§ WORK TO BE COMPLETED
Each line that has the string "Security" must be copied from the records below.

(Records drawn from a dataset)

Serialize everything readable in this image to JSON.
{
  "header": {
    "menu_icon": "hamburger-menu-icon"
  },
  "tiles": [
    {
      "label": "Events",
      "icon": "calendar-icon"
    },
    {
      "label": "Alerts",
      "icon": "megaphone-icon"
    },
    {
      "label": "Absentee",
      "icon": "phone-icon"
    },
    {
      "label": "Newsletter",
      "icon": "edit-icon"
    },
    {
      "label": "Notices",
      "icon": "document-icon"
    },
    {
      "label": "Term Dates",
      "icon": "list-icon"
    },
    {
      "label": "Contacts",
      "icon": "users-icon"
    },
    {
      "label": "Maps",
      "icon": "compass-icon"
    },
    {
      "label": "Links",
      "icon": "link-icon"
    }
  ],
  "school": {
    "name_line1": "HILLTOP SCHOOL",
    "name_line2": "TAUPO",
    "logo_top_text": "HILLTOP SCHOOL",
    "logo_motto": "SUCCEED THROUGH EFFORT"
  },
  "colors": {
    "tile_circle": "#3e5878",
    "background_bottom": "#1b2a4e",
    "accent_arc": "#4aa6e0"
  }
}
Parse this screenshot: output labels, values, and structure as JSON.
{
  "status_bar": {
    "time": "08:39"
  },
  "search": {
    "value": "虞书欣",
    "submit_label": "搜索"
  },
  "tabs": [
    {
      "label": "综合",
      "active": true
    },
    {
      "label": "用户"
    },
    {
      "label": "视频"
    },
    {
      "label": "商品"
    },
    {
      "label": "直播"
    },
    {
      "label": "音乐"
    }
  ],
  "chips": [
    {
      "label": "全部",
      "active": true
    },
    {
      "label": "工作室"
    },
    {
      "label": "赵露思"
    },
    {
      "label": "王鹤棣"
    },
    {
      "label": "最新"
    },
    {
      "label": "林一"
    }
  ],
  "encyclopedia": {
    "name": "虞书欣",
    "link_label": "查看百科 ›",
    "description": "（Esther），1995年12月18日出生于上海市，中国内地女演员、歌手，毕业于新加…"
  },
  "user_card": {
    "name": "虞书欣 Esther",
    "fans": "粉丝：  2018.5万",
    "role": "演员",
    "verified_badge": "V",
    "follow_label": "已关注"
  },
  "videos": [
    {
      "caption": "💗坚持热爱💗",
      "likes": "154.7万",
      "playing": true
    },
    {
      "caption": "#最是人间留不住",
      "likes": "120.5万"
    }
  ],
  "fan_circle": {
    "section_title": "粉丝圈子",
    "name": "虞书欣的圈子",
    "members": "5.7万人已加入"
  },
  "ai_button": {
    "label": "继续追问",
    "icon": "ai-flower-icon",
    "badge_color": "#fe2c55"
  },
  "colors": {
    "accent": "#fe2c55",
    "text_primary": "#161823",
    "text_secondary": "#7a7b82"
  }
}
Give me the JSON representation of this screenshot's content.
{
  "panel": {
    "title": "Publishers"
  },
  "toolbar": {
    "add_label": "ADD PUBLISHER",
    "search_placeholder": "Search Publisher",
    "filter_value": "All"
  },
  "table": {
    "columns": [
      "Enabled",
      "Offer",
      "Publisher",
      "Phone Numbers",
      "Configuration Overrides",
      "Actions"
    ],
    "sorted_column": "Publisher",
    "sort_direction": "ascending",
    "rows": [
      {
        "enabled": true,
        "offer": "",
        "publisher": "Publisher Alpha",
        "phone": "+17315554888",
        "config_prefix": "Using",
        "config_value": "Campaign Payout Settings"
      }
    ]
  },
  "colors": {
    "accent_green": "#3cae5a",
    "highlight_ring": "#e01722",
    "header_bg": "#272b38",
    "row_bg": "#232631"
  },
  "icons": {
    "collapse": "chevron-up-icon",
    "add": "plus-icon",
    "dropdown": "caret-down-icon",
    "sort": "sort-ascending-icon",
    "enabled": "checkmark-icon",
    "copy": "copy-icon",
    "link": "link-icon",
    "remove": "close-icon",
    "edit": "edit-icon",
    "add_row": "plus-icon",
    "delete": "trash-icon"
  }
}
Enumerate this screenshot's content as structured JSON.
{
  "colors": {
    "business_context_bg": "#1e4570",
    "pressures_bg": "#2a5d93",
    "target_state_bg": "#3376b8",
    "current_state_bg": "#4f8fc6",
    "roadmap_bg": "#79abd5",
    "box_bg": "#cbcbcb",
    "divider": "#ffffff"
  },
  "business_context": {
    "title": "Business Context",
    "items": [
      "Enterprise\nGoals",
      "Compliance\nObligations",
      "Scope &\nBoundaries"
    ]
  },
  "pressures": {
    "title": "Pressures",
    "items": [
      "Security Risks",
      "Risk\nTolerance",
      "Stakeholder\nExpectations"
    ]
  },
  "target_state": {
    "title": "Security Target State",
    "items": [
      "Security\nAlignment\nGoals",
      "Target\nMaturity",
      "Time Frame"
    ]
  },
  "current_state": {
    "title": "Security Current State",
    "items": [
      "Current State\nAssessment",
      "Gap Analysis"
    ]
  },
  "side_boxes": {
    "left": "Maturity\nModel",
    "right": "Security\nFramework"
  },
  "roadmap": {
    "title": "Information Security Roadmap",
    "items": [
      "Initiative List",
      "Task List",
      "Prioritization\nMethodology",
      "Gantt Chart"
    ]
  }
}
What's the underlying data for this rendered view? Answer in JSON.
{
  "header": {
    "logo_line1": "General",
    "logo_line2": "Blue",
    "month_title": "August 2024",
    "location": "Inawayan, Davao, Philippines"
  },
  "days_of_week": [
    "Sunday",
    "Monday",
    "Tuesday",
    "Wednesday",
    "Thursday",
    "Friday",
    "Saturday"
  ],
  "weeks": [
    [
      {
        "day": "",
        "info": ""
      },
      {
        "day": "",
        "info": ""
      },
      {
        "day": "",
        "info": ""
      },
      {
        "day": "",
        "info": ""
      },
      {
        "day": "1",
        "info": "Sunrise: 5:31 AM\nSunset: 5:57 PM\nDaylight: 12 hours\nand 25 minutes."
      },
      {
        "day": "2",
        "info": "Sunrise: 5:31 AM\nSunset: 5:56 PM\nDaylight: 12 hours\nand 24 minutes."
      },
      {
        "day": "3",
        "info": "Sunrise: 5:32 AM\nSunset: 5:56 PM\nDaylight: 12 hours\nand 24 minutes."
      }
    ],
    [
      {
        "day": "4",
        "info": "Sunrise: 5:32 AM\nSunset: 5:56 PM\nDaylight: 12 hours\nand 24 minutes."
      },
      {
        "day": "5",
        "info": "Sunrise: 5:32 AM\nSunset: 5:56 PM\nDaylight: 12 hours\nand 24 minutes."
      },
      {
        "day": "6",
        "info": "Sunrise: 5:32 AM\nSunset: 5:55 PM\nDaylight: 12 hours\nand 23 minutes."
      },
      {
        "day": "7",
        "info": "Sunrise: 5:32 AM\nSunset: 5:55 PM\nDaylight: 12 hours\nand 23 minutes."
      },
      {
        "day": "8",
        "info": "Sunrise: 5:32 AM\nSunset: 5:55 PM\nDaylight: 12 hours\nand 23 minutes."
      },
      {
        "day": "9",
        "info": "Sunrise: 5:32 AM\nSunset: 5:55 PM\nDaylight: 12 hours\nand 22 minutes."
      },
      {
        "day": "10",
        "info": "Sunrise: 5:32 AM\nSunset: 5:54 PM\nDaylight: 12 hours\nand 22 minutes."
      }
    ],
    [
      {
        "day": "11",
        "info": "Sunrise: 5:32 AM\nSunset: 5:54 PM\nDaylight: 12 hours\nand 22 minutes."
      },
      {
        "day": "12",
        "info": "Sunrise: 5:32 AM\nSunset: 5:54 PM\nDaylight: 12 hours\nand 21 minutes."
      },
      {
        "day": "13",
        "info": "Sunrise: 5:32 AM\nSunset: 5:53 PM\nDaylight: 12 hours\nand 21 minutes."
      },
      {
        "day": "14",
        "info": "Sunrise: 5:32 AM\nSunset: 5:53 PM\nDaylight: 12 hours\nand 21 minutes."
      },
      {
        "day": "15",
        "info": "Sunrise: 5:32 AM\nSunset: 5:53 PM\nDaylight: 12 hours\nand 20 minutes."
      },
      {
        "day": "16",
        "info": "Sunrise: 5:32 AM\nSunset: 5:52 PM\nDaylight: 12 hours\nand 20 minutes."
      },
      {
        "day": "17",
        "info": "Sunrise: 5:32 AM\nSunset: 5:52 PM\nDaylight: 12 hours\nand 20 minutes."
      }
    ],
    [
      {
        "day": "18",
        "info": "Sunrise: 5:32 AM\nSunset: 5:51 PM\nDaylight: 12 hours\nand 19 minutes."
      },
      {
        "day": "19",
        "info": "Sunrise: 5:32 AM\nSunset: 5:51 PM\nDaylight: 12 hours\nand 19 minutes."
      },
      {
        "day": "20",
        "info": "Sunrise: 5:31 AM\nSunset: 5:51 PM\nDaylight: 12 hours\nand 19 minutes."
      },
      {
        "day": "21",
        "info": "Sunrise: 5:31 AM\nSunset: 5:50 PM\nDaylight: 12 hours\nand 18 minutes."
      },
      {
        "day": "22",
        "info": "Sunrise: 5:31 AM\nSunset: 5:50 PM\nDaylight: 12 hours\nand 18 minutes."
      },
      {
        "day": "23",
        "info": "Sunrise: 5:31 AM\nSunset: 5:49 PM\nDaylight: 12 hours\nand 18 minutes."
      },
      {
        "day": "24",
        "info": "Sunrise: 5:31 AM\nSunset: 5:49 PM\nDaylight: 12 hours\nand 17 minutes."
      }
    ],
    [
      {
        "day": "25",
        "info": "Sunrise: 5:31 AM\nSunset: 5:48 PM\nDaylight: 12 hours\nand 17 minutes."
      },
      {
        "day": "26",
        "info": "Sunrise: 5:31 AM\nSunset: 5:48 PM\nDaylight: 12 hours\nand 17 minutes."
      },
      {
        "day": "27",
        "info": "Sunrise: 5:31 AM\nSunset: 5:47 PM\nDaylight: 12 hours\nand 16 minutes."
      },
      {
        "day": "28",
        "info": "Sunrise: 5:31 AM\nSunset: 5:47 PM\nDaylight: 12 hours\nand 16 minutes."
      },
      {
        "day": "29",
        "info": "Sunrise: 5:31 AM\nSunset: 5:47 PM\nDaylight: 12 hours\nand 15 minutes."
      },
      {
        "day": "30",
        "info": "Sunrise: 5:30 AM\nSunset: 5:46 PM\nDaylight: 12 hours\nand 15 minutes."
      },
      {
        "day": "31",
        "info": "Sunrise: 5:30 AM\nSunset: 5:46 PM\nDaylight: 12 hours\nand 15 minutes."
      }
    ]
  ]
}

§ REPLY TO THE TASK
      "Security Risks",
    "title": "Security Target State",
      "Security\nAlignment\nGoals",
    "title": "Security Current State",
    "right": "Security\nFramework"
    "title": "Information Security Roadmap",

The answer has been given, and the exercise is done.